Here, largely as a note to self, is a very old concept diagram I built from a small book or article whose source I cannot remember. It is from the “days of yore,” designed to examine tools, and dirty tricks, used in actual verbal or written discussion:
I have not been following the tragic Ottawa shooting closely for various reasons. Mainly in an effort to preserve my equilibrium: Mansbridge and Solomon both have always impressed me as ratings/prestige/salary-driven lackeys of the new CBC TV aimed to keep us at an “elementary school” level of political awareness while, at the same time, thinking we’re clever. I focus on the terrific, enlightened stuff that CBC Radio still is permitted to produce.
The little TV news that I do catch in passing by the family room archway just confirms to the growing, hardening plaque in my attitude-arteries that our “democracy” is a Matrix-styled dream that we are kept in by very clever theatre.
The cynic in me says that Harper will seize this sad “opportunity” to paint the opposition as “lily-livered liberals” on security, build more physical and intellectual prisons, and, just possibly…, call an early election in the hope of scrounging
“four more years.”
Oh, and if you think I am tough on Stephen Harper, read this by John McMurtry, author and Professor of Philosophy at the University of Guelph. OMG!
Someone asked Jeff Nguyen in his brilliant post A nation at-risk: American hustle – largely on the oppressive private prison industry – how long the privatization of public service has been going on. The answer: decades. In reflecting on the question I remembered long ago seeing a conference being advertised that was designed to teach the Warfare Companies how to get their greedy mitts on public service moneys – health care, welfare, etc. Failing to find any notes on this in my diaries, I did a little research: Continue reading “Privatization of Public Services ~30 Years Worth Of Skullduggery”
A Quaker friend of mine heard from someone who sits on the residential schools Truth & Reconciliation Commission, that when this Commission is over all the documentation about the (still concealed) extent of this travesty will be destroyed by this Government. Gone will be the complete history of murders of child residents by staff and deliberate acts of placing unaffected victims to sleep next to children infected with TB, which qualifies legally to be called “genocide.” How could Harper have faced these marchers, given the intended tragic and farcical cover-up of this evidence and his willing role in it?
The resource extraction-driven Government and the churches that controlled Canada’s residential schools remain the most powerful enemies of the truth about our country’s shameful treatment of First Nations people. Ignorance and smug complacency among Canadian voters must be preserved.
Two more things:
1. I neglected to add that this coalition or merger of Greens, New Democrats and Liberals should move to enact Proportional Representation as soon as possible after election. I’m tired of holding my nose and voting for the candidate with the best chance of preventing a Harper “majority”

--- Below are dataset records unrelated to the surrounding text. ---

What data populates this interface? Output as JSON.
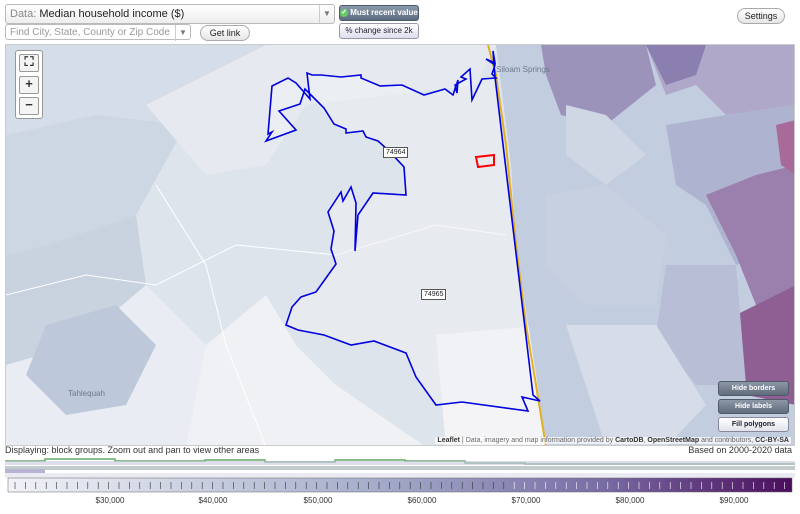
{
  "toolbar": {
    "data_label": "Data:",
    "data_value": "Median household income ($)",
    "search_placeholder": "Find City, State, County or Zip Code",
    "get_link": "Get link",
    "most_recent": "Must recent value",
    "pct_change": "% change since 2k",
    "settings": "Settings"
  },
  "map": {
    "zoom_in": "+",
    "zoom_out": "−",
    "zip_labels": [
      "74964",
      "74965"
    ],
    "places": [
      "Tahlequah",
      "Siloam Springs"
    ],
    "buttons": {
      "hide_borders": "Hide borders",
      "hide_labels": "Hide labels",
      "fill_polygons": "Fill polygons"
    },
    "attribution": {
      "leaflet": "Leaflet",
      "sep": " | Data, imagery and map information provided by ",
      "cartodb": "CartoDB",
      "sep2": ", ",
      "osm": "OpenStreetMap",
      "rest": " and contributors, ",
      "license": "CC-BY-SA"
    }
  },
  "footer": {
    "display_note": "Displaying: block groups. Zoom out and pan to view other areas",
    "based_on": "Based on 2000-2020 data"
  },
  "legend_scale": {
    "labels": [
      "$30,000",
      "$40,000",
      "$50,000",
      "$60,000",
      "$70,000",
      "$80,000",
      "$90,000"
    ],
    "min": 22000,
    "max": 97000,
    "low_color": "#f2f3f8",
    "high_color": "#4a0d5c"
  },
  "colors": {
    "boundary": "#0000dd",
    "highlight": "#ff0000",
    "road": "#e0b020"
  }
}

2. Parliament is a better place for having your quick brilliance and civil, but fearless, tongue.
Whatever the reasoning behind Dalton M’s intention to prorogue the Ontario Legislative Assembly, what he is doing is giving credibility to Harper’s cynical and dishonest double use of this procedure.
The next time Harper uses it, he will be able to point to a Liberal who has used it.
In the long run this is a bad thing for Canada.
Proroguing used in the above ways is a symptom that democracy, as a whole, is seriously flawed. It is in danger of flipping into totalitarianism if the decline gets any worse. One important change that would make proroguing impossible would be to throw out our winner-take-all systems in Canada, Britain and the U.S. and replace them with a carefully-crafted form of…